Does the legend hold true in this strategy/tactical RPG adventure? Find out in our Brigandine: The Legend of Runersia review?
Brigandine: The Legend of Runersia is one-part strategy game, one-part turn-based RPG. Developed by Matrix Software and published by Happinet, Brigandine: The Legend of Runersia is a sequel to the 1998 title Brigandine: The Legend of Forsena. A series of events leads to an intricate war between six nations, some of which possess powerful armor relics called Brigandines – it’s an all-out war for total control of Runersia. Do you have the mental fortitude to lead your nation to victory over all the others?
The story here presents players with a tale of a magical land where people are granted extraordinary strength, power, and knowledge through a never-ending supply of mana that rains down upon them. You choose from one of six warring nations to control, ranging from monarchies to democracies with some fun offshoots such as isolationist matriarchies – the Shinobi tribe, who I ended up favoring during my time with the game. The story is a bit on the heavy side, so there are going to be walls of text for you to go through.

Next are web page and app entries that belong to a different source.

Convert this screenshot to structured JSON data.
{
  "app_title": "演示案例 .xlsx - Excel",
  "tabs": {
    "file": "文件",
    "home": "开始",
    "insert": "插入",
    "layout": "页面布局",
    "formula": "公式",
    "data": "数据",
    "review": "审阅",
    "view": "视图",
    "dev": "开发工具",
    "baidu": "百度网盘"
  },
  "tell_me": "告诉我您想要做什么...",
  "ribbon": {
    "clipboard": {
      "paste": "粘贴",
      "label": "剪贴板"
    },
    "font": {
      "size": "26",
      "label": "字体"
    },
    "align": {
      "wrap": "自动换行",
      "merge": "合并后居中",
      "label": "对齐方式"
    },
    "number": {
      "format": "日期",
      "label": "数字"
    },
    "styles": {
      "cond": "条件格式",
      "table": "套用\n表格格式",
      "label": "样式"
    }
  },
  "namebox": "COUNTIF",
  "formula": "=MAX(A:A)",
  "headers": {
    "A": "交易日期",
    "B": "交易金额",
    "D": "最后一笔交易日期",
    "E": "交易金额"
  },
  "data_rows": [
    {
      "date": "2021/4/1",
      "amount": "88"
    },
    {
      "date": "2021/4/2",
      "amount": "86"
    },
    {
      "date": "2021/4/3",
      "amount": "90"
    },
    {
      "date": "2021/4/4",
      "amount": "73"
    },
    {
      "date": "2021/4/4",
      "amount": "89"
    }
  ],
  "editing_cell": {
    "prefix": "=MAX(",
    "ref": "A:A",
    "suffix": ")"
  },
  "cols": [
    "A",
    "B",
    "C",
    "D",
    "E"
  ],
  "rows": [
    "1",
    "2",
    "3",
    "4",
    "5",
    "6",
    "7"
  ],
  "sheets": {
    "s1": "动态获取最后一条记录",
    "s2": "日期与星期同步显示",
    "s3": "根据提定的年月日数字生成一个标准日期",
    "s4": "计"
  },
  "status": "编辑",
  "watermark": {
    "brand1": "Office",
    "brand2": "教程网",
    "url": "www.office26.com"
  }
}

Brigandine: The Legend of Runersia features no English voice acting, which means there is a lot to read to keep up with the plot of the game. Amongst these men and women are rune knights, unique warriors who are blessed by mana with the ability to control armies of monsters and wield powerful magic spells. Rune knights amass armies and fight one another for control of Runersia whilst trying to get their hands on the Brigandines, pieces of armor that have been embedded with potent mana stones that give the wearer even stronger powers. You’ll even have cutscenes interrupt battles to add character building!
The plot here acts as a fairly convoluted vessel to get the player to the meat and potatoes: the gameplay. Do you like the board game RISK? I personally have fond memories of playing the game for hours as a kid with my aunt and grandmother. All of those memories rushed back to me as I played through Brigandine: The Legend of Runersia. Easy Mode gives you limitless time to conquer Runersia, whilst Normal and Hard charge you with completing your objective in 120 or 60 seasons (turns), respectively. Each season features three stages: Organization, Attack, and Battle.
The Organization phase is where the RISK vibes come through strongest. You’ll use this phase to send your troops to the landmarks controlled by your nation. You’ll also use this phase to upgrade your units and summon additional monsters. Each of your rune knights will have a class and mana allocation. You can summon monsters to replace those that have fallen in battle. You can also change the class of your knights to further balance your army, but only before you’ve upgraded that knight. There is a lot of depth to this system, and you’ll spend a lot of time in the organization phase just tinkering with your army, upgrading, and moving units around to both protect choke points and position your troops for the attack.
The Attack phase has you choosing units in one territory to attack a connected adjacent territory. It requires you to move your troops around in advance to plan these attacks, and moving takes a full season. Once in position to strike, it’s time to enter battle! The strategy RPG elements of Brigandine: The Legend of Runersia come through strongest in battles. Units entering battle are all placed on a hexagonal grid system featuring different terrain to traverse and unique enemies to stamp out.
Here you can really take advantage of the diversity of your team by leveraging the game’s weakness system, which is similar to other RPGs like Pokémon, where certain attacks are more effective against certain enemy types. Getting just the right attack off at an opportune moment is made that much more satisfying by exploiting those matchups. If you lose a knight or are able to conquer an enemy knight, they will leave the battle with all their troops in tow. These chess matches can become a little long in the tooth, but the developer has thought of this when they saw fit to add autoplay options for both text and combat inside and outside of battle.
RISK meets turn-based strategy RPG. If that ticks any boxes, I’m sure you’ll enjoy your time with Brigandine: The Legend of Runersia. The story can be a lot to wrap your head around, especially if you plan on playing as multiple nations to get the whole picture. Battles are long, but the variation between the area control and turn-based battles strikes a very innovative and interesting balance in the gameplay. English voice acting would’ve been nice here, but it’s not a deal-breaker. Brigandine: The Legend of Runersia is available now for the PS4 for an MSRP of $49.99 USD.
This Brigandine: The Legend of Runersia review is based on a PlayStation 4 copy provided by Happinet.